Going to live to be 100? You’re not alone. Insurance mortality rates are rising.

The oldest living woman in the world is now 114, but she’s not alone. According to the census, there are more than 50,000 centenarians in the United States and the number is growing.

Since the mid-1800s, life insurance companies have been predicting that Americans will die by the age of 100 or at least that’s the age where the mortality tables stopped.

But with more Americans living past the age of 100, life insurance companies have revised their mortality tables for just the fourth time since 1858 and extended their definition of ripe old age to 120. How does this affect you?

Life insurance mortality tables predict how likely it is that you’ll die within a year are quite low. In fact, they’re less than 1 percent. If you’re 60, there’s a 1 percent chance you’ll be gone in a year. But if you’re 90 and make, there’s an 18.8 percent chance you’ll die within a year.

There are separate mortality tables for men and women and women are expected to live longer. So if you’re 90 and male, there’s that 18.8 percent chance you’ll die in a year. But women who live to be 90 have only a 12.2 percent chance that they’ll die within a year.

There are two benefits to setting the new end year at 120. First, it could make it a lot cheaper to buy life insurance because insurers expect us to live longer and need to keep less cash in reserves to pay beneficiaries. Second, it could help those people who hold whole life policies avoid paying taxes on the policies before they die. Here’s how that works.

Whole life policies also have a cash value. When policyholders lived past 100, when the old mortality table ended, insurers were required to cash out the policies and return the investment proceeds. Under a 1983 law, those payouts are taxed. By lengthening the mortality tables to 120, centenarians will avoid paying taxes on this cash, which will then flow to their estate.

The funny thing about these new mortality tables is if you live to 101, the Society of Actuaries, which created the tables, says that men have only a 36.3 percent change of dying within a year and for women that falls to just 28 percent.

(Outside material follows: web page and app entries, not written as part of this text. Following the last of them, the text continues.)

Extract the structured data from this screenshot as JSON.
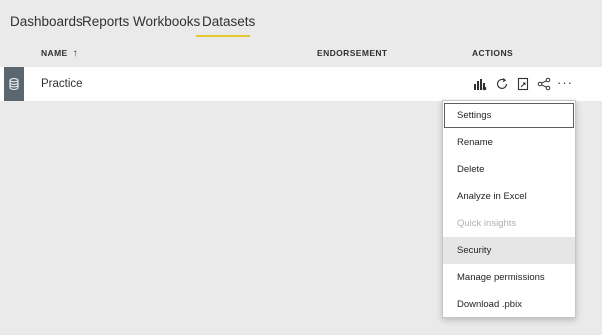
{
  "tabs": [
    {
      "label": "Dashboards"
    },
    {
      "label": "Reports"
    },
    {
      "label": "Workbooks"
    },
    {
      "label": "Datasets",
      "active": true
    }
  ],
  "table": {
    "headers": {
      "name": "NAME",
      "name_sort": "↑",
      "endorsement": "ENDORSEMENT",
      "actions": "ACTIONS"
    },
    "rows": [
      {
        "name": "Practice",
        "icon": "database-icon"
      }
    ],
    "actions": [
      "create-report-icon",
      "refresh-icon",
      "schedule-refresh-icon",
      "share-icon",
      "more-options-icon"
    ],
    "more_label": "···"
  },
  "context_menu": {
    "items": [
      {
        "label": "Settings",
        "state": "focused"
      },
      {
        "label": "Rename"
      },
      {
        "label": "Delete"
      },
      {
        "label": "Analyze in Excel"
      },
      {
        "label": "Quick insights",
        "state": "disabled"
      },
      {
        "label": "Security",
        "state": "hover"
      },
      {
        "label": "Manage permissions"
      },
      {
        "label": "Download .pbix"
      }
    ]
  },
  "colors": {
    "active_tab_underline": "#e3c72c",
    "page_background": "#eaeaea",
    "row_icon_background": "#5b6770"
  }
}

So sooner, rather than later, these tables may need to be revised again.